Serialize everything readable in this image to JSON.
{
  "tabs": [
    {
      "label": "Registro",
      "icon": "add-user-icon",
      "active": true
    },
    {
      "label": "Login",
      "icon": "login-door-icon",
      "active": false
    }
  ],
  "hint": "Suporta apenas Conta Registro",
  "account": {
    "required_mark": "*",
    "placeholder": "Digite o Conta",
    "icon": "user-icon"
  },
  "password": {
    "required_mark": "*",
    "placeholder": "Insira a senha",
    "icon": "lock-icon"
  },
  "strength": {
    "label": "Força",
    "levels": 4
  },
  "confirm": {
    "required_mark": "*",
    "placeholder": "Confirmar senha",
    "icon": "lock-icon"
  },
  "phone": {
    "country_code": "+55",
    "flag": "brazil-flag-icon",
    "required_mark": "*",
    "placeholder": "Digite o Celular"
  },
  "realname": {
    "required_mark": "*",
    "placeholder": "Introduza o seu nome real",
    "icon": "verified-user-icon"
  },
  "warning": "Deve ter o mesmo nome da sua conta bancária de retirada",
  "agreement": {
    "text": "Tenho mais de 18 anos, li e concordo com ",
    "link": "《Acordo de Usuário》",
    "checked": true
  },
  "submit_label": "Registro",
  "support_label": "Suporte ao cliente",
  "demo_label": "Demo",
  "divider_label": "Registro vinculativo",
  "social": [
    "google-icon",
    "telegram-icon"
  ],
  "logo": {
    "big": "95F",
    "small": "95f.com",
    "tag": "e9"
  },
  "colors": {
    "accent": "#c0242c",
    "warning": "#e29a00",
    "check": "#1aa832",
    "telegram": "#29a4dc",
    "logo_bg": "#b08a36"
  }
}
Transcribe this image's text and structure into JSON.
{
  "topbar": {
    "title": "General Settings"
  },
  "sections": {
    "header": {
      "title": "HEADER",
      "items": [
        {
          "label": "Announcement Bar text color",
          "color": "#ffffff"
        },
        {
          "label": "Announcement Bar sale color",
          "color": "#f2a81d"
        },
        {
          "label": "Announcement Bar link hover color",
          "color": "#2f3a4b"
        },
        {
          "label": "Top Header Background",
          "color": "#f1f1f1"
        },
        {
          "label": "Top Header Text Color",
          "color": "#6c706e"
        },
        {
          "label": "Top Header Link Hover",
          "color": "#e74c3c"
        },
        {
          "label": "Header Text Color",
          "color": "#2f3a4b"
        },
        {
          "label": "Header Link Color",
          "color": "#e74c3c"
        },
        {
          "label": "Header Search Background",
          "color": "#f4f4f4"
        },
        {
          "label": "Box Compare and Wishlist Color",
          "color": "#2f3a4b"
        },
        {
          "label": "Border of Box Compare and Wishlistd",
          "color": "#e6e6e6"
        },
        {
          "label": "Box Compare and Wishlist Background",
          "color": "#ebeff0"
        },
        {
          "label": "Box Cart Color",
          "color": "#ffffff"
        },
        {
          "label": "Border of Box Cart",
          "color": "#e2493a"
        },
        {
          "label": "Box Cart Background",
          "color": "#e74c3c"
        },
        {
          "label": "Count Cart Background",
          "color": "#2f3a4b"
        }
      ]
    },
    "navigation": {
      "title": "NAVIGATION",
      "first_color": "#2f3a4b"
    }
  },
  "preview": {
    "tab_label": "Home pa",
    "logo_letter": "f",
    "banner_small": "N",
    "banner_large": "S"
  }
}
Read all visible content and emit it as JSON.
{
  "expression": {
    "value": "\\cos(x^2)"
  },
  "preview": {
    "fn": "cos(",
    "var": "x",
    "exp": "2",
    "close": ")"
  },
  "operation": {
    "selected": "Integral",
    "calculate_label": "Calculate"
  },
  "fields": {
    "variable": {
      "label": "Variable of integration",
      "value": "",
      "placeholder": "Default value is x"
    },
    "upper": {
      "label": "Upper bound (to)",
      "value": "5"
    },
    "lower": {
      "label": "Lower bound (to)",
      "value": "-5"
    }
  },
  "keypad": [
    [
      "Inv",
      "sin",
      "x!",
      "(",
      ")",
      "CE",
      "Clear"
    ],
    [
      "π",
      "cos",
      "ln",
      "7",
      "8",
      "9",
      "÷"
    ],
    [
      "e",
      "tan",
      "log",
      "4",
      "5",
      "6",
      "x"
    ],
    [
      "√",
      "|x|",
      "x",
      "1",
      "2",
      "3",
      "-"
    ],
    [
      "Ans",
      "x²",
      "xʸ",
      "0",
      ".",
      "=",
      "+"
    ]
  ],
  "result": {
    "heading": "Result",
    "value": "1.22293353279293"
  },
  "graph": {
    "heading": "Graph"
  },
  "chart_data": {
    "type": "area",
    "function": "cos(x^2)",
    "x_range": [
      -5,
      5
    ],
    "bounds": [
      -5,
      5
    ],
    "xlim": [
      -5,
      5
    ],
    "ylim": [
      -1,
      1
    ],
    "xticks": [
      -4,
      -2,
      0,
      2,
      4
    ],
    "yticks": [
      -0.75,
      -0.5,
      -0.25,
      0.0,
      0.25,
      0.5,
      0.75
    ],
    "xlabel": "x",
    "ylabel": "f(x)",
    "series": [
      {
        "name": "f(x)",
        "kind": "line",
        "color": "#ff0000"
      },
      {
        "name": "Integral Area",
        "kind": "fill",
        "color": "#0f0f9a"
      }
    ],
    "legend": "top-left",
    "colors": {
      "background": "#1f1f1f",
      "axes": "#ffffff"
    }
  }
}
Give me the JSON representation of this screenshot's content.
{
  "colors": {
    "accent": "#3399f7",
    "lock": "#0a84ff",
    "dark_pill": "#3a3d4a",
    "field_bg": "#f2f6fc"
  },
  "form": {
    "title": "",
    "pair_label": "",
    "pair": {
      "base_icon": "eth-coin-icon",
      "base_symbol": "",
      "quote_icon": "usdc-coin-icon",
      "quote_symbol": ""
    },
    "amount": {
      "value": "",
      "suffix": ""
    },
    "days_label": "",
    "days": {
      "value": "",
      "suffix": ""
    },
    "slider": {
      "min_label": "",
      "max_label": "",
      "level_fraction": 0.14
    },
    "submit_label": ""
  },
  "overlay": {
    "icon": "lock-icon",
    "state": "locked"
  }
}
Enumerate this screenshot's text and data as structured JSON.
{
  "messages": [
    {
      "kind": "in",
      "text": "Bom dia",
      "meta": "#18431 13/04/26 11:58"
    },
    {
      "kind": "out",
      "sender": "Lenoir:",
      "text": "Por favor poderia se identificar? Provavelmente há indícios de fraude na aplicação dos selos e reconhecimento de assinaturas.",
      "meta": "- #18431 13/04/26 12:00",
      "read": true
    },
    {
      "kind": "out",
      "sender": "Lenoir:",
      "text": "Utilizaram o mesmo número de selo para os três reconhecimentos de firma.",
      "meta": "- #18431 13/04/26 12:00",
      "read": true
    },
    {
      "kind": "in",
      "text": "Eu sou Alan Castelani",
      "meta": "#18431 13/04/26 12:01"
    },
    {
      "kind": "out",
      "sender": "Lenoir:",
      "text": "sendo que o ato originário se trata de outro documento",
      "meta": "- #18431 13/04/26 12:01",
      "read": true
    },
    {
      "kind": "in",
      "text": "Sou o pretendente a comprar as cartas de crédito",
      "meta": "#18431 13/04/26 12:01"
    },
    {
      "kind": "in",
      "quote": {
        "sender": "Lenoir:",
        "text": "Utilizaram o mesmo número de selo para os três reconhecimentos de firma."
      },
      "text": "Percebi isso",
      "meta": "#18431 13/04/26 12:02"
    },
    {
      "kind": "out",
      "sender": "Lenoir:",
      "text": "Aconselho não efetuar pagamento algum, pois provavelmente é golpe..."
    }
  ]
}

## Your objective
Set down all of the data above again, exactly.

## Answer area
Serialize everything readable in this image to JSON.
{
  "tabs": [
    {
      "label": "Registro",
      "icon": "add-user-icon",
      "active": true
    },
    {
      "label": "Login",
      "icon": "login-door-icon",
      "active": false
    }
  ],
  "hint": "Suporta apenas Conta Registro",
  "account": {
    "required_mark": "*",
    "placeholder": "Digite o Conta",
    "icon": "user-icon"
  },
  "password": {
    "required_mark": "*",
    "placeholder": "Insira a senha",
    "icon": "lock-icon"
  },
  "strength": {
    "label": "Força",
    "levels": 4
  },
  "confirm": {
    "required_mark": "*",
    "placeholder": "Confirmar senha",
    "icon": "lock-icon"
  },
  "phone": {
    "country_code": "+55",
    "flag": "brazil-flag-icon",
    "required_mark": "*",
    "placeholder": "Digite o Celular"
  },
  "realname": {
    "required_mark": "*",
    "placeholder": "Introduza o seu nome real",
    "icon": "verified-user-icon"
  },
  "warning": "Deve ter o mesmo nome da sua conta bancária de retirada",
  "agreement": {
    "text": "Tenho mais de 18 anos, li e concordo com ",
    "link": "《Acordo de Usuário》",
    "checked": true
  },
  "submit_label": "Registro",
  "support_label": "Suporte ao cliente",
  "demo_label": "Demo",
  "divider_label": "Registro vinculativo",
  "social": [
    "google-icon",
    "telegram-icon"
  ],
  "logo": {
    "big": "95F",
    "small": "95f.com",
    "tag": "e9"
  },
  "colors": {
    "accent": "#c0242c",
    "warning": "#e29a00",
    "check": "#1aa832",
    "telegram": "#29a4dc",
    "logo_bg": "#b08a36"
  }
}
Transcribe this image's text and structure into JSON.
{
  "topbar": {
    "title": "General Settings"
  },
  "sections": {
    "header": {
      "title": "HEADER",
      "items": [
        {
          "label": "Announcement Bar text color",
          "color": "#ffffff"
        },
        {
          "label": "Announcement Bar sale color",
          "color": "#f2a81d"
        },
        {
          "label": "Announcement Bar link hover color",
          "color": "#2f3a4b"
        },
        {
          "label": "Top Header Background",
          "color": "#f1f1f1"
        },
        {
          "label": "Top Header Text Color",
          "color": "#6c706e"
        },
        {
          "label": "Top Header Link Hover",
          "color": "#e74c3c"
        },
        {
          "label": "Header Text Color",
          "color": "#2f3a4b"
        },
        {
          "label": "Header Link Color",
          "color": "#e74c3c"
        },
        {
          "label": "Header Search Background",
          "color": "#f4f4f4"
        },
        {
          "label": "Box Compare and Wishlist Color",
          "color": "#2f3a4b"
        },
        {
          "label": "Border of Box Compare and Wishlistd",
          "color": "#e6e6e6"
        },
        {
          "label": "Box Compare and Wishlist Background",
          "color": "#ebeff0"
        },
        {
          "label": "Box Cart Color",
          "color": "#ffffff"
        },
        {
          "label": "Border of Box Cart",
          "color": "#e2493a"
        },
        {
          "label": "Box Cart Background",
          "color": "#e74c3c"
        },
        {
          "label": "Count Cart Background",
          "color": "#2f3a4b"
        }
      ]
    },
    "navigation": {
      "title": "NAVIGATION",
      "first_color": "#2f3a4b"
    }
  },
  "preview": {
    "tab_label": "Home pa",
    "logo_letter": "f",
    "banner_small": "N",
    "banner_large": "S"
  }
}
Read all visible content and emit it as JSON.
{
  "expression": {
    "value": "\\cos(x^2)"
  },
  "preview": {
    "fn": "cos(",
    "var": "x",
    "exp": "2",
    "close": ")"
  },
  "operation": {
    "selected": "Integral",
    "calculate_label": "Calculate"
  },
  "fields": {
    "variable": {
      "label": "Variable of integration",
      "value": "",
      "placeholder": "Default value is x"
    },
    "upper": {
      "label": "Upper bound (to)",
      "value": "5"
    },
    "lower": {
      "label": "Lower bound (to)",
      "value": "-5"
    }
  },
  "keypad": [
    [
      "Inv",
      "sin",
      "x!",
      "(",
      ")",
      "CE",
      "Clear"
    ],
    [
      "π",
      "cos",
      "ln",
      "7",
      "8",
      "9",
      "÷"
    ],
    [
      "e",
      "tan",
      "log",
      "4",
      "5",
      "6",
      "x"
    ],
    [
      "√",
      "|x|",
      "x",
      "1",
      "2",
      "3",
      "-"
    ],
    [
      "Ans",
      "x²",
      "xʸ",
      "0",
      ".",
      "=",
      "+"
    ]
  ],
  "result": {
    "heading": "Result",
    "value": "1.22293353279293"
  },
  "graph": {
    "heading": "Graph"
  },
  "chart_data": {
    "type": "area",
    "function": "cos(x^2)",
    "x_range": [
      -5,
      5
    ],
    "bounds": [
      -5,
      5
    ],
    "xlim": [
      -5,
      5
    ],
    "ylim": [
      -1,
      1
    ],
    "xticks": [
      -4,
      -2,
      0,
      2,
      4
    ],
    "yticks": [
      -0.75,
      -0.5,
      -0.25,
      0.0,
      0.25,
      0.5,
      0.75
    ],
    "xlabel": "x",
    "ylabel": "f(x)",
    "series": [
      {
        "name": "f(x)",
        "kind": "line",
        "color": "#ff0000"
      },
      {
        "name": "Integral Area",
        "kind": "fill",
        "color": "#0f0f9a"
      }
    ],
    "legend": "top-left",
    "colors": {
      "background": "#1f1f1f",
      "axes": "#ffffff"
    }
  }
}
Give me the JSON representation of this screenshot's content.
{
  "colors": {
    "accent": "#3399f7",
    "lock": "#0a84ff",
    "dark_pill": "#3a3d4a",
    "field_bg": "#f2f6fc"
  },
  "form": {
    "title": "",
    "pair_label": "",
    "pair": {
      "base_icon": "eth-coin-icon",
      "base_symbol": "",
      "quote_icon": "usdc-coin-icon",
      "quote_symbol": ""
    },
    "amount": {
      "value": "",
      "suffix": ""
    },
    "days_label": "",
    "days": {
      "value": "",
      "suffix": ""
    },
    "slider": {
      "min_label": "",
      "max_label": "",
      "level_fraction": 0.14
    },
    "submit_label": ""
  },
  "overlay": {
    "icon": "lock-icon",
    "state": "locked"
  }
}
Enumerate this screenshot's text and data as structured JSON.
{
  "messages": [
    {
      "kind": "in",
      "text": "Bom dia",
      "meta": "#18431 13/04/26 11:58"
    },
    {
      "kind": "out",
      "sender": "Lenoir:",
      "text": "Por favor poderia se identificar? Provavelmente há indícios de fraude na aplicação dos selos e reconhecimento de assinaturas.",
      "meta": "- #18431 13/04/26 12:00",
      "read": true
    },
    {
      "kind": "out",
      "sender": "Lenoir:",
      "text": "Utilizaram o mesmo número de selo para os três reconhecimentos de firma.",
      "meta": "- #18431 13/04/26 12:00",
      "read": true
    },
    {
      "kind": "in",
      "text": "Eu sou Alan Castelani",
      "meta": "#18431 13/04/26 12:01"
    },
    {
      "kind": "out",
      "sender": "Lenoir:",
      "text": "sendo que o ato originário se trata de outro documento",
      "meta": "- #18431 13/04/26 12:01",
      "read": true
    },
    {
      "kind": "in",
      "text": "Sou o pretendente a comprar as cartas de crédito",
      "meta": "#18431 13/04/26 12:01"
    },
    {
      "kind": "in",
      "quote": {
        "sender": "Lenoir:",
        "text": "Utilizaram o mesmo número de selo para os três reconhecimentos de firma."
      },
      "text": "Percebi isso",
      "meta": "#18431 13/04/26 12:02"
    },
    {
      "kind": "out",
      "sender": "Lenoir:",
      "text": "Aconselho não efetuar pagamento algum, pois provavelmente é golpe..."
    }
  ]
}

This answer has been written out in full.